---------- Records shown ----------
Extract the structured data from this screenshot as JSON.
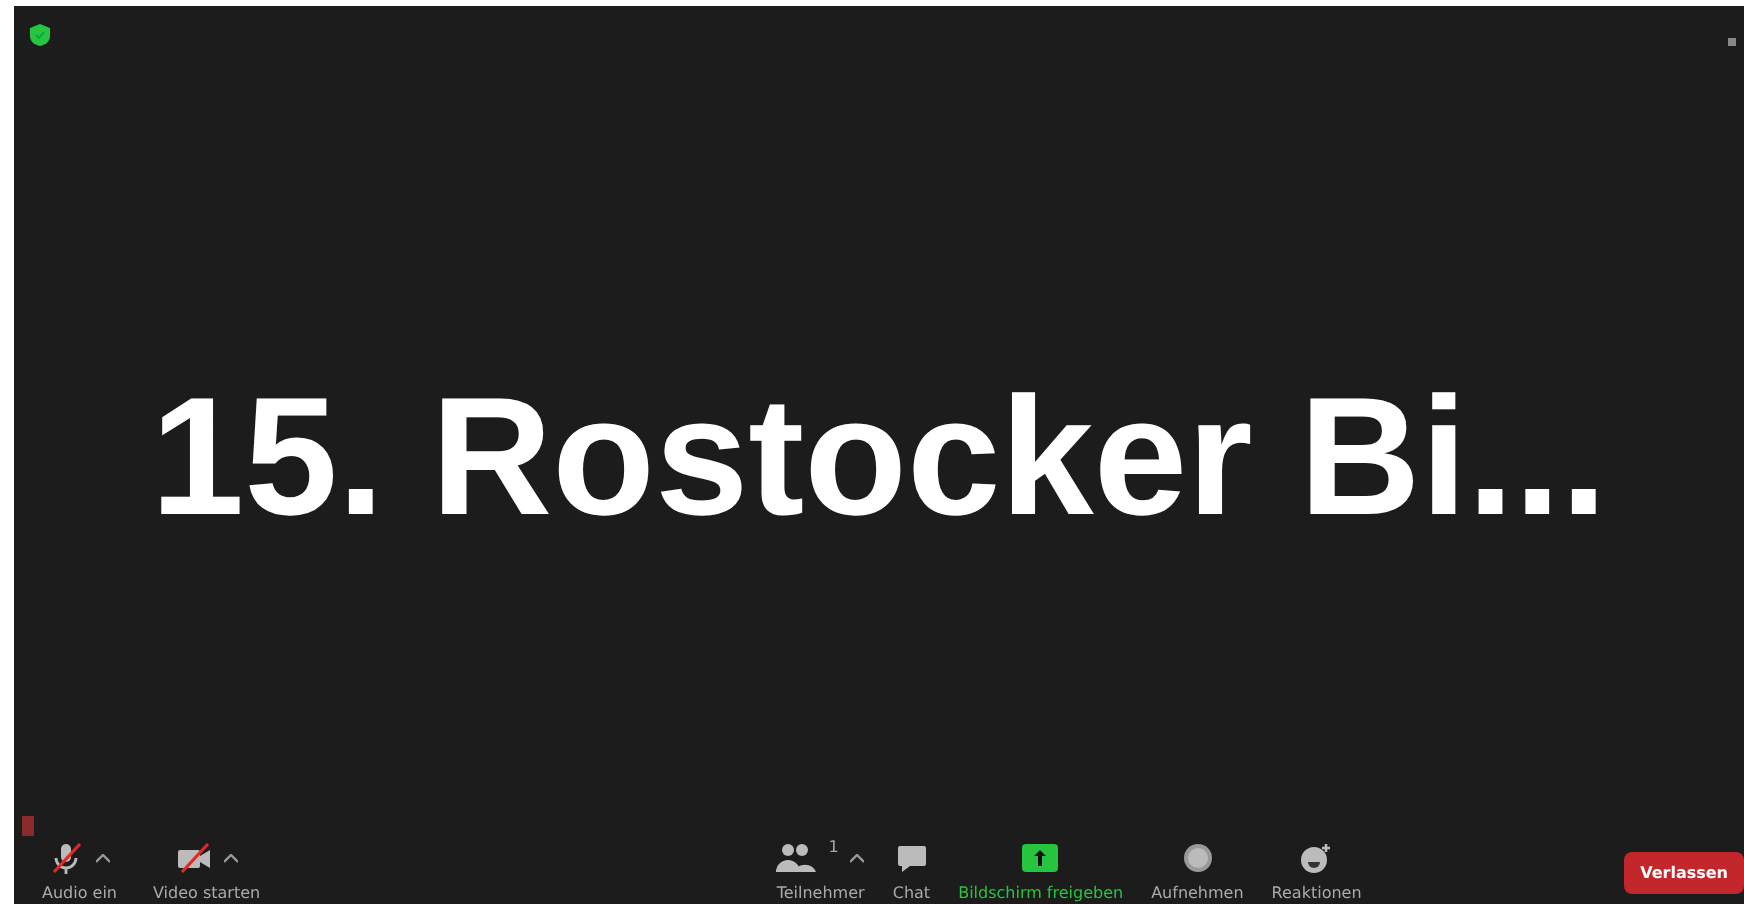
{
  "meeting": {
    "display_text": "15. Rostocker Bi..."
  },
  "toolbar": {
    "left": [
      {
        "kind": "audio",
        "label": "Audio ein",
        "muted": true
      },
      {
        "kind": "video",
        "label": "Video starten",
        "muted": true
      }
    ],
    "center": [
      {
        "kind": "participants",
        "label": "Teilnehmer",
        "count": "1"
      },
      {
        "kind": "chat",
        "label": "Chat"
      },
      {
        "kind": "share",
        "label": "Bildschirm freigeben"
      },
      {
        "kind": "record",
        "label": "Aufnehmen"
      },
      {
        "kind": "reactions",
        "label": "Reaktionen"
      }
    ],
    "leave_button": "Verlassen"
  }
}
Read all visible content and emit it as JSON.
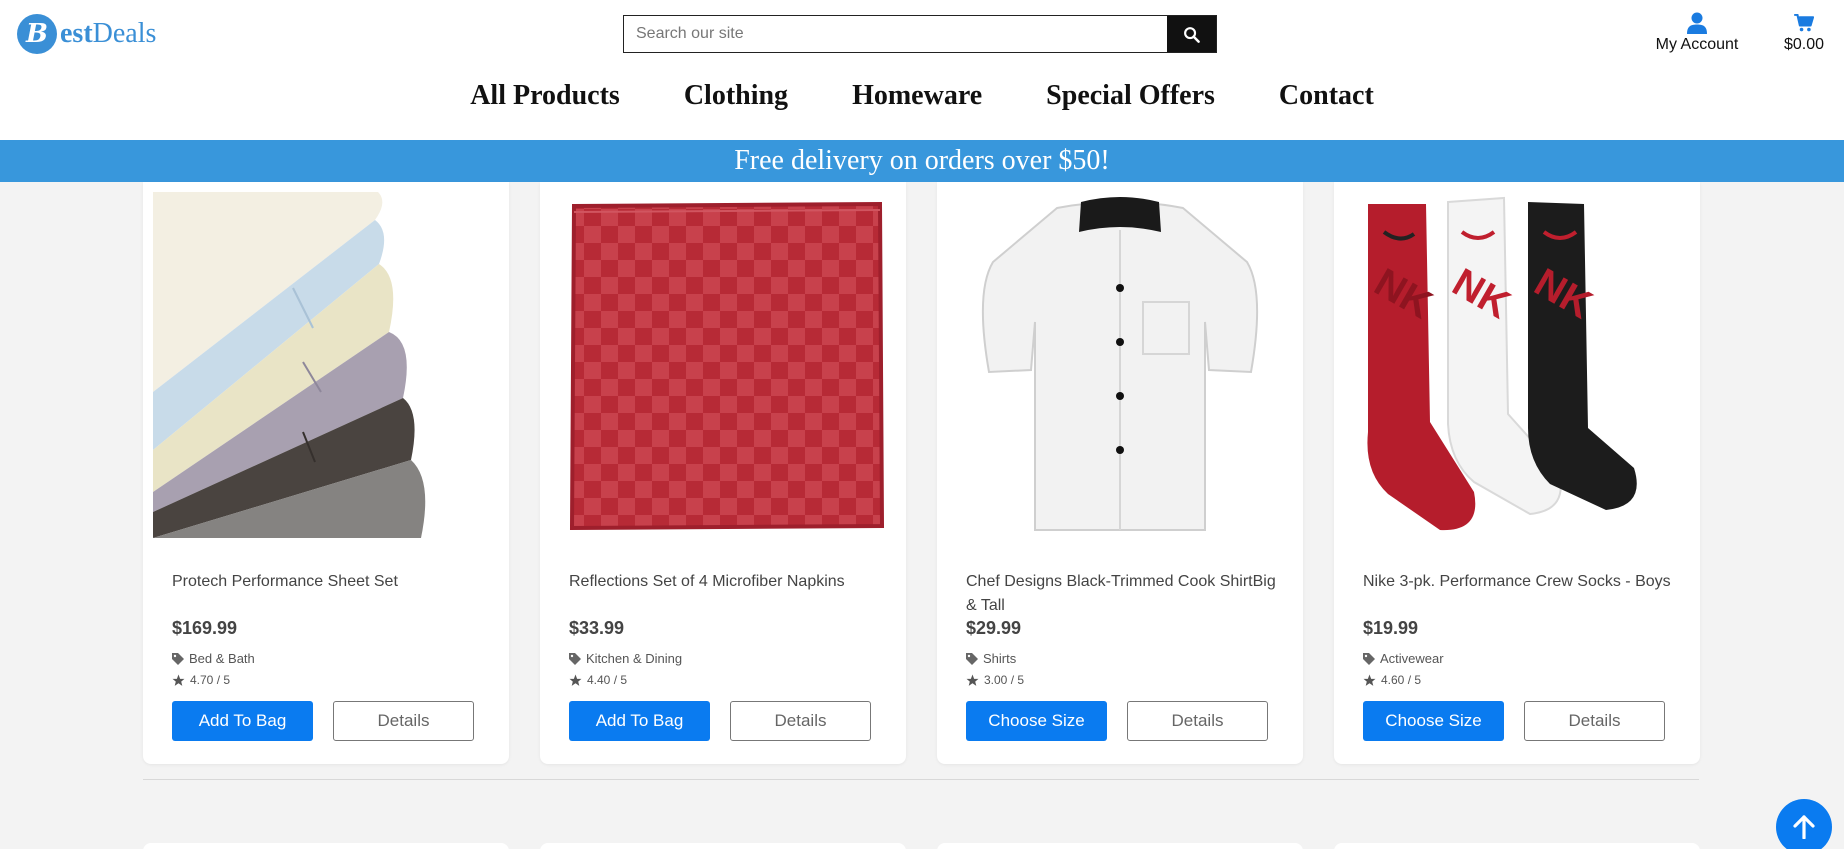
{
  "brand": {
    "logo_letter": "B",
    "name_bold": "est",
    "name_rest": "Deals",
    "color": "#3a8fd6"
  },
  "search": {
    "placeholder": "Search our site",
    "icon": "search-icon"
  },
  "account": {
    "label": "My Account",
    "icon": "user-icon"
  },
  "cart": {
    "total": "$0.00",
    "icon": "cart-icon"
  },
  "nav": {
    "items": [
      "All Products",
      "Clothing",
      "Homeware",
      "Special Offers",
      "Contact"
    ]
  },
  "banner": {
    "text": "Free delivery on orders over $50!",
    "color": "#3897dc"
  },
  "accent_color": "#0a7bf0",
  "products": [
    {
      "name": "Protech Performance Sheet Set",
      "price": "$169.99",
      "category": "Bed & Bath",
      "rating": "4.70 / 5",
      "primary_action": "Add To Bag",
      "secondary_action": "Details"
    },
    {
      "name": "Reflections Set of 4 Microfiber Napkins",
      "price": "$33.99",
      "category": "Kitchen & Dining",
      "rating": "4.40 / 5",
      "primary_action": "Add To Bag",
      "secondary_action": "Details"
    },
    {
      "name": "Chef Designs Black-Trimmed Cook ShirtBig & Tall",
      "price": "$29.99",
      "category": "Shirts",
      "rating": "3.00 / 5",
      "primary_action": "Choose Size",
      "secondary_action": "Details"
    },
    {
      "name": "Nike 3-pk. Performance Crew Socks - Boys",
      "price": "$19.99",
      "category": "Activewear",
      "rating": "4.60 / 5",
      "primary_action": "Choose Size",
      "secondary_action": "Details"
    }
  ],
  "scroll_top": {
    "icon": "arrow-up-icon"
  }
}
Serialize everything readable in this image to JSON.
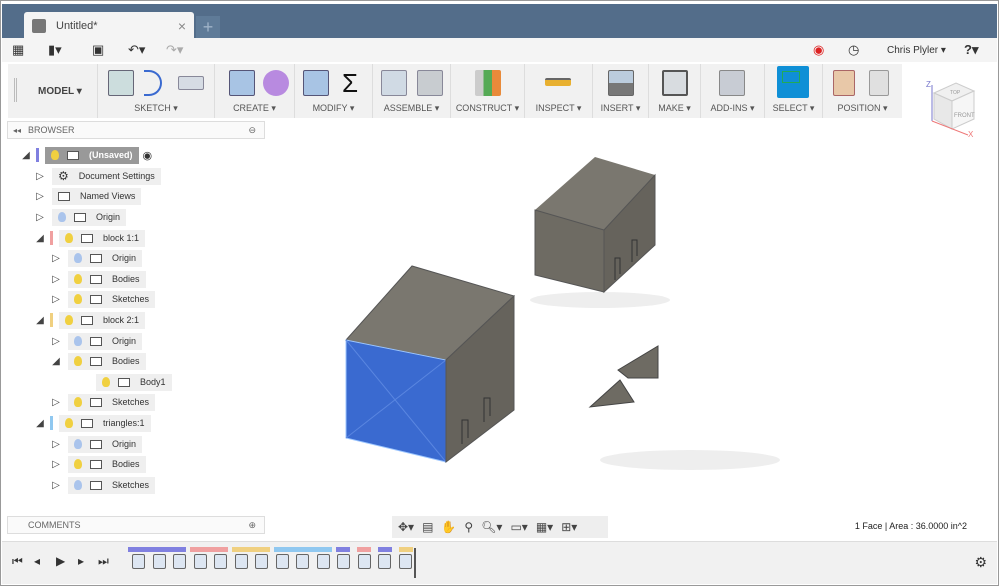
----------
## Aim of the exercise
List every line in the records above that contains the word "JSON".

## Written answer
Extract the structured data from this screenshot as JSON.
Read all visible content and emit it as JSON.
Serialize everything readable in this image to JSON.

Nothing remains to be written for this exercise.